It occurred to me while we working in the garden last week that it is easy to think the everything in the garden at this time is yellow. Indeed there is alot of yellow - daffodils of all shades, and sizes from the dinky Tete-a-tete to the understated wild Lenten Lily, and then the big yellow trumpet daffodils which make such a welcome show at this time of the year; and the Forsythia and the Kerria are both in full flower - and it won't be long until the primroses are out too.
However, what struck me was how much pink - of all shades - there was in the garden so I thought it would be fun to fly the flag for pink!:
Pulmonaria rubra 'Bowles Red'
Spring is when this plant has its moment of glory but, throughout the year, it is a useful groundcover plant that is happy pretty well anywhere in a shady spot. Its name refers to a distinguished English amateur horticulturalist and botanist, Edward Augustus Bowles (1865-1954)
The common name for Pulmonaria is Lungwort - from the Latin, pulmo, the lung. In accordance with the old Doctrine of Signatures the plant was considered to be an effective remedy for diseases of the lung because the spotted leaves were supposed to resemble diseased lungs. Fortunately medical knowledge has moved on a bit since then.
Chaenomeles 'Pink Lady'
A real stalwart of cottage gardens where it is often seen in the form of a hedge along the front of the house, it is one of those plants that really responds to quite firm pruning. The new shoots will flower much better the following year if cut back to just a few buds. The common name for Chaenomeles is Japanese quince and the fruit produced in late summer is edible and can be cooked to make jams and jellies. Very easy to grow, there are varieties of Chaenomeles with scarlet, orange, pink or white, flowers
Rheum palmatum 'Atrosanguineum' new growth
The new growth on the Rheum palmatum is a quite extraordinary bright red. There is quite alot of red in the mature leaves but nothing like the concentration in the young growth.
Rheum palmatum is a majestic architectural plant, producing huge leaves and tall spires of flowers in the summer. It is very happy growing in a damp spot in full sun or light shade. The common name is Chinese rhubarb and it is a close relative of the edible rhubarb although it is not itself edible although used extensively in Chinee medicine.

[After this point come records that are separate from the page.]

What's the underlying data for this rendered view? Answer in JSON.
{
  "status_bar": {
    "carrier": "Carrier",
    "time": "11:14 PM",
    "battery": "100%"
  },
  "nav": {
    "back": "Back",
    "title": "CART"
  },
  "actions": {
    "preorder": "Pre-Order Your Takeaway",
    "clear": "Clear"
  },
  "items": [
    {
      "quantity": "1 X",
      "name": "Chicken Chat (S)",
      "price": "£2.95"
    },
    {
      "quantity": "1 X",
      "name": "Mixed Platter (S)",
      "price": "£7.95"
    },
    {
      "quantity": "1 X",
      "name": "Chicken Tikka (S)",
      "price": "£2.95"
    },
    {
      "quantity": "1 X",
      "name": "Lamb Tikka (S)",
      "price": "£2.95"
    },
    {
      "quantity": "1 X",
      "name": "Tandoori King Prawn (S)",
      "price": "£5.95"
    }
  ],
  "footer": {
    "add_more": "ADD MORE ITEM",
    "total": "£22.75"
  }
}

Primula denticulata are the first primulas to brave the end of winter and seem able to cope with snow, hail, sleet and frost - and then the warm spring sunshine; they smile through it all! They enjoy a spot in the garden that is sheltered from hot summer sun as they don't like drying out. These pinky red ones are on the side of the burn in the garden here, alongside the Acorus gramineus 'Ogon', a golden, rush-like plant which positively glows at this time of the year. It lightens up a shady corner and thrives in the damp.
This dainty woodlander is, rather to my surprise, a member of the poppy family. The flowers are a pretty splash of joyous colour, above the ferny, grey-green, leaves. The name comes from the Greek word for lark; the flowers have spurs (really a long straight hind claw) like those of larks. A very good brick red variety is named after 'George Baker' who was an English Horticulturalist, and one of the founders of the textile company GP & J Baker
Bergenias are often considered to be dull plants often found in swathes in public planting schemes. On the contrary they are real workhorses which are amazingly tolerant of most conditions - apart from extreme heat, drought and wet. They cover the ground with their gorgeous shiny leaves and produce wonderful flowers in the spring. Many varieties have lovely red/mahogany coloured leaves throughout the year. Bergenias are useful in any planting scheme where a little boldness can be a good contrast to smaller leaved plants
The genus was named for Karl August on Bergen (1704-1760) professor at Frankfurt an der Oder. Cordifolia describes the leaves as heart-shaped.